Twiddler’s Syndrome, first described in 1968, refers to permanent malfunction of a pacemaker secondary to manipulation of the pulse generator within its pocket.1 This leads to ineffective ventricular pacing due to displacement of the leads. This syndrome most commonly occurs in elderly, obese, and psychiatrically ill patients2 within the first six months after ICD implantation; however, it can occur at any time, and can lead to eventual cardiovascular compromise if not treated promptly.
Here we report a case of a female patient who presented to the hospital after a wireless monitor triggered an alert, revealing evidence of a lead fracture in her ICD. She presented to the hospital in atrial fibrillation (AF), and was admitted for telemetry monitoring and right ventricle lead revision. The patient underwent successful lead revision and was discharged with close follow-up monitoring.
The patient is a 76-year-old woman with a past medical history significant for an apical variant of hypertrophic cardiomyopathy with chronic persistent AF and ventricular tachycardia (VT) status post implantable cardioverter defibrillator (ICD) implantation in 2000, with subsequent generator change in 2008. The patient presented to Maine Medical Center in December 2009 after her wireless device monitor triggered an alert, revealing evidence of a lead fracture. The device showed an abrupt increase in impedance in the superior vena cava (greater than 200 ohms) as well as increased impedance of the right ventricular coil. There was no evidence of high frequency noise on the lead to suggest paced sense fracture. Because of her reported history of appropriate VT/VF in the past due to shock coil lead failure, she was admitted for lead revision.
The patient’s past medical history was significant for chronic kidney disease, hypertension, dyslipidemia, restrictive lung disease, and diastolic heart failure. The patient reports a five-pound weight loss in the last two weeks, as well as increased shortness of breath. She also reports being bothered by the location of her implantable cardioverter-defibrillator (ICD). All other systems were negative.

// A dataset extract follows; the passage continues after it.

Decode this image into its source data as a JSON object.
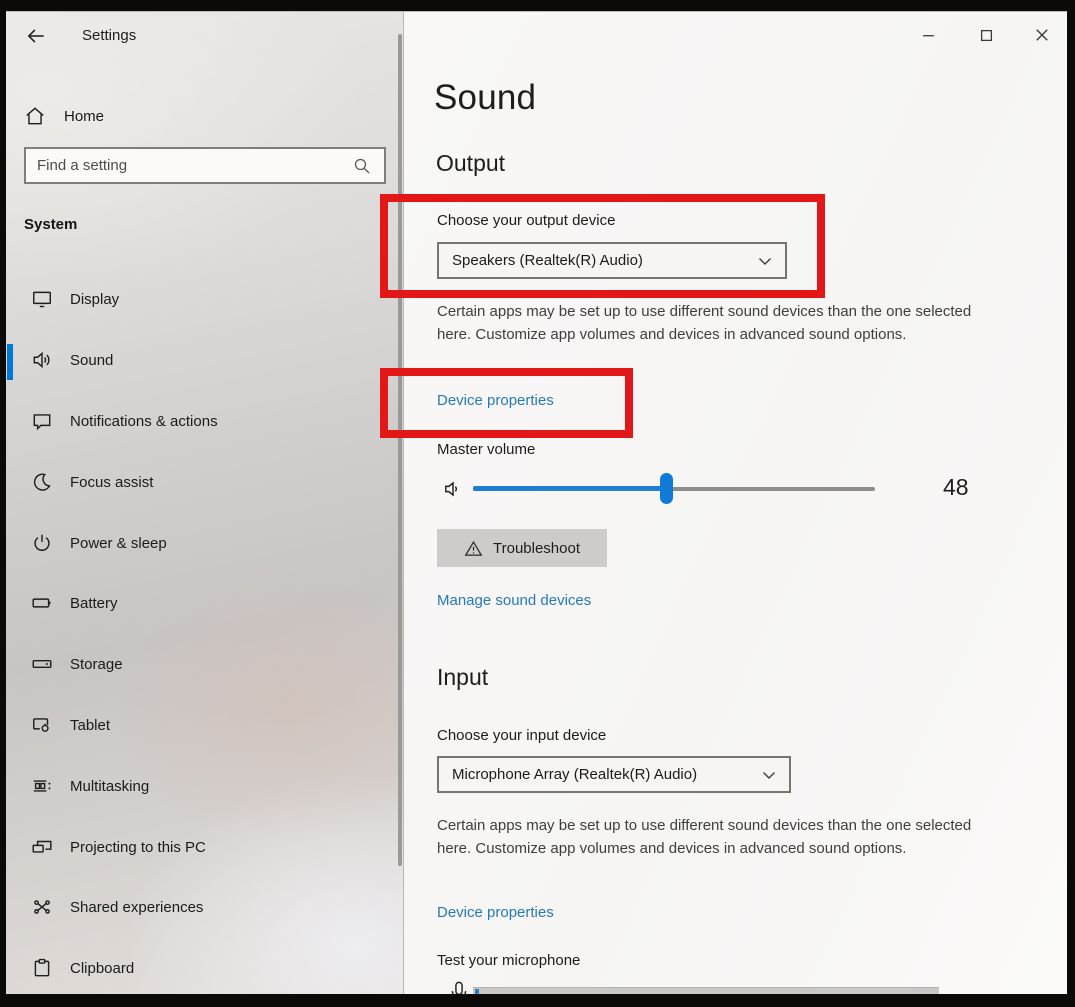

Upon physical exam, her heart rate was 81 bpm, respiratory rate 16, blood pressure 127/71, SpO2 93% on room air. She had mildly elevated jugular venous pressure with no thyromegaly. Her cardiovascular review showed irregular rhythm and rate with a systolic ejection murmur that increases with Valsalva. ECG showed atrial fibrillation with controlled ventricular response, voltage criteria for LVH was present.
The patient was admitted for telemetry monitoring and right ventricle lead revision. The patient remained in AF throughout the hospital stay; she had one episode of non-sustained VT of five beats, but remained asymptomatic. On day 3, the patient underwent successful right ventricle lead revision. During the procedure, visual inspection revealed that the device moved quite easily in its pocket and there was twisting of the superior vena cava lead consistent with Twiddler’s Syndrome. Once new leads were placed, the device was secured in the pocket with sutures. The patient tolerated the procedure without any complications and was discharged on day 4 with close follow-up.
A majority of patients with Twiddler’s Syndrome do not admit to conscious manipulation of the ICD; however, many complain of a local discomfort or awareness that the generator is rotating in the subcutaneous pocket.3 It is hypothesized that it is the location of the generator that can induce subconscious manipulation. This rare syndrome, with a reported frequency of 0.07-7%, occurs most commonly when the generator is implanted in lax subcutaneous tissue (i.e., the abdomen of an obese patient). Careful suturing of the device to underlying fascia and matching the pocket size to the device size can help to decrease the risk of conscious or subconscious patient manipulation.
This case illustrates the presentation and management of Twiddler’s Syndrome. This unfortunate psychiatric predilection to twisting the ICD in its pocket can lead to rapid cardiovascular compromise and failure of the device to sense and treat an arrhythmia. Other adverse outcomes of lead displacement include possible stimulation of the ipsilateral phrenic nerve and brachial plexus causing diaphragmatic contractions and rhythmic arm twitching.2 Therefore, it is important to monitor all patients with implanted ICDs for the development of this syndrome.
Disclosures: The authors have no conflicts of interest to report.
- Bayliss C, Beanlands D, Baird R. The pacemaker-twiddler’s syndrome: a new complication of implantable transvenous pacemakers. Can Med Assoc J. 1968;99(8):371-373.
- Gkinos C, Manouras A, Lagoudianakis EE, et al. Twiddler’s syndrome. Hellenic J Cardiol. 2007;48(5):300-301.
- Navone A, Picone A, Boahene K. Defibrillator twiddler’s syndrome: a rare cause of implantable cardioverter-defibrillator failure. Heart. 1996;76:455-456.
- Mandal S, Pande A, Kahali D. A Rare Case of Very Early Pacemaker Twiddler’s Syndrome. Heart Views. 2012;13(3):114-115.